• **How to complete this task**: Repeat the records exactly, so that each line matches the original.

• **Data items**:
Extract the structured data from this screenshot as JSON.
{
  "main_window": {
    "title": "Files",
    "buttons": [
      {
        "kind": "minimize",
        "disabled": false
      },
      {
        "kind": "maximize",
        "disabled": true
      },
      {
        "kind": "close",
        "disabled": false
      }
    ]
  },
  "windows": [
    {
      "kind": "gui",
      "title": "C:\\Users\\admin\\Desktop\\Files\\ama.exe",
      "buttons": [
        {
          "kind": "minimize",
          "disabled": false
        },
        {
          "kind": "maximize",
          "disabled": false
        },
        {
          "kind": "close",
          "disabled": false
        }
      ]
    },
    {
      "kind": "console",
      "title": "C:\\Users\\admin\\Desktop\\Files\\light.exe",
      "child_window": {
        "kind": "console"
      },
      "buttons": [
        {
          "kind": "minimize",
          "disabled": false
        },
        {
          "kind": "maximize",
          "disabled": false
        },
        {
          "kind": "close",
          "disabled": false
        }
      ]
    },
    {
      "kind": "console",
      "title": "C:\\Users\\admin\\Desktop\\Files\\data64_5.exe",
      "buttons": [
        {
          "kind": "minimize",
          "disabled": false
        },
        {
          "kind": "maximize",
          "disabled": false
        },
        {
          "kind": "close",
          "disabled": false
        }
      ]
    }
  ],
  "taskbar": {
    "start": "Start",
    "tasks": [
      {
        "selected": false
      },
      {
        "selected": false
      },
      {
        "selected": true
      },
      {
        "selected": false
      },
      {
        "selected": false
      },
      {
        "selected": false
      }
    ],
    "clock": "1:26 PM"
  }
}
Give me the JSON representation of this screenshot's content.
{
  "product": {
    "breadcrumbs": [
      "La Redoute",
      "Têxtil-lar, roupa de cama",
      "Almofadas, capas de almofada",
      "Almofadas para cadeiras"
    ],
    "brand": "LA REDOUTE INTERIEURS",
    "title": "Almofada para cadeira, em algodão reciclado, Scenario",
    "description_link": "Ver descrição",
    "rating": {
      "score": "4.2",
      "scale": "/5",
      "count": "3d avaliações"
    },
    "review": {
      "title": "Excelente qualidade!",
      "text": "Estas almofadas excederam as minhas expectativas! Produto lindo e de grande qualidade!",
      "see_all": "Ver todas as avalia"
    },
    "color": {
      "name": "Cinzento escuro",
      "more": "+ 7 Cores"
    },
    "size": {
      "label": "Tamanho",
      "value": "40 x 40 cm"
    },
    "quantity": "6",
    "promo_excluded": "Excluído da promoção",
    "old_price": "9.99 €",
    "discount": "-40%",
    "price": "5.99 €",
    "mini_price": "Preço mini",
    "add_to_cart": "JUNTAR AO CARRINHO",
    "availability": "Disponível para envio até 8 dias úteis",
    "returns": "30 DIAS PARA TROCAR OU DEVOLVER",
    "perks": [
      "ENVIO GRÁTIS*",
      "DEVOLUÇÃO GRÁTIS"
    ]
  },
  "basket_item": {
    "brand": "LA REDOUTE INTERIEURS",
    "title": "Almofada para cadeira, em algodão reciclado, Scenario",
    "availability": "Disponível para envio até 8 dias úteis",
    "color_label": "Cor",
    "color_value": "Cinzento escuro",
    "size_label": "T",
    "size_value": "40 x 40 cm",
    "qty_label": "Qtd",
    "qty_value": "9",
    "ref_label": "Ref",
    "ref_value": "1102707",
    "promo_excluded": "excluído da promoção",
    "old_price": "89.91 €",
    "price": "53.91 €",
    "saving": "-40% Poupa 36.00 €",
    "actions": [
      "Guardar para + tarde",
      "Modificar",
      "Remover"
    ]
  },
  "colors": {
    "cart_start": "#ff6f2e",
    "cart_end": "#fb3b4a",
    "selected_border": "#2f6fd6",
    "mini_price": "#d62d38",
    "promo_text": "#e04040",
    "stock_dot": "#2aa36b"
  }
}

• **Response to this task**:
Extract the structured data from this screenshot as JSON.
{
  "main_window": {
    "title": "Files",
    "buttons": [
      {
        "kind": "minimize",
        "disabled": false
      },
      {
        "kind": "maximize",
        "disabled": true
      },
      {
        "kind": "close",
        "disabled": false
      }
    ]
  },
  "windows": [
    {
      "kind": "gui",
      "title": "C:\\Users\\admin\\Desktop\\Files\\ama.exe",
      "buttons": [
        {
          "kind": "minimize",
          "disabled": false
        },
        {
          "kind": "maximize",
          "disabled": false
        },
        {
          "kind": "close",
          "disabled": false
        }
      ]
    },
    {
      "kind": "console",
      "title": "C:\\Users\\admin\\Desktop\\Files\\light.exe",
      "child_window": {
        "kind": "console"
      },
      "buttons": [
        {
          "kind": "minimize",
          "disabled": false
        },
        {
          "kind": "maximize",
          "disabled": false
        },
        {
          "kind": "close",
          "disabled": false
        }
      ]
    },
    {
      "kind": "console",
      "title": "C:\\Users\\admin\\Desktop\\Files\\data64_5.exe",
      "buttons": [
        {
          "kind": "minimize",
          "disabled": false
        },
        {
          "kind": "maximize",
          "disabled": false
        },
        {
          "kind": "close",
          "disabled": false
        }
      ]
    }
  ],
  "taskbar": {
    "start": "Start",
    "tasks": [
      {
        "selected": false
      },
      {
        "selected": false
      },
      {
        "selected": true
      },
      {
        "selected": false
      },
      {
        "selected": false
      },
      {
        "selected": false
      }
    ],
    "clock": "1:26 PM"
  }
}
Give me the JSON representation of this screenshot's content.
{
  "product": {
    "breadcrumbs": [
      "La Redoute",
      "Têxtil-lar, roupa de cama",
      "Almofadas, capas de almofada",
      "Almofadas para cadeiras"
    ],
    "brand": "LA REDOUTE INTERIEURS",
    "title": "Almofada para cadeira, em algodão reciclado, Scenario",
    "description_link": "Ver descrição",
    "rating": {
      "score": "4.2",
      "scale": "/5",
      "count": "3d avaliações"
    },
    "review": {
      "title": "Excelente qualidade!",
      "text": "Estas almofadas excederam as minhas expectativas! Produto lindo e de grande qualidade!",
      "see_all": "Ver todas as avalia"
    },
    "color": {
      "name": "Cinzento escuro",
      "more": "+ 7 Cores"
    },
    "size": {
      "label": "Tamanho",
      "value": "40 x 40 cm"
    },
    "quantity": "6",
    "promo_excluded": "Excluído da promoção",
    "old_price": "9.99 €",
    "discount": "-40%",
    "price": "5.99 €",
    "mini_price": "Preço mini",
    "add_to_cart": "JUNTAR AO CARRINHO",
    "availability": "Disponível para envio até 8 dias úteis",
    "returns": "30 DIAS PARA TROCAR OU DEVOLVER",
    "perks": [
      "ENVIO GRÁTIS*",
      "DEVOLUÇÃO GRÁTIS"
    ]
  },
  "basket_item": {
    "brand": "LA REDOUTE INTERIEURS",
    "title": "Almofada para cadeira, em algodão reciclado, Scenario",
    "availability": "Disponível para envio até 8 dias úteis",
    "color_label": "Cor",
    "color_value": "Cinzento escuro",
    "size_label": "T",
    "size_value": "40 x 40 cm",
    "qty_label": "Qtd",
    "qty_value": "9",
    "ref_label": "Ref",
    "ref_value": "1102707",
    "promo_excluded": "excluído da promoção",
    "old_price": "89.91 €",
    "price": "53.91 €",
    "saving": "-40% Poupa 36.00 €",
    "actions": [
      "Guardar para + tarde",
      "Modificar",
      "Remover"
    ]
  },
  "colors": {
    "cart_start": "#ff6f2e",
    "cart_end": "#fb3b4a",
    "selected_border": "#2f6fd6",
    "mini_price": "#d62d38",
    "promo_text": "#e04040",
    "stock_dot": "#2aa36b"
  }
}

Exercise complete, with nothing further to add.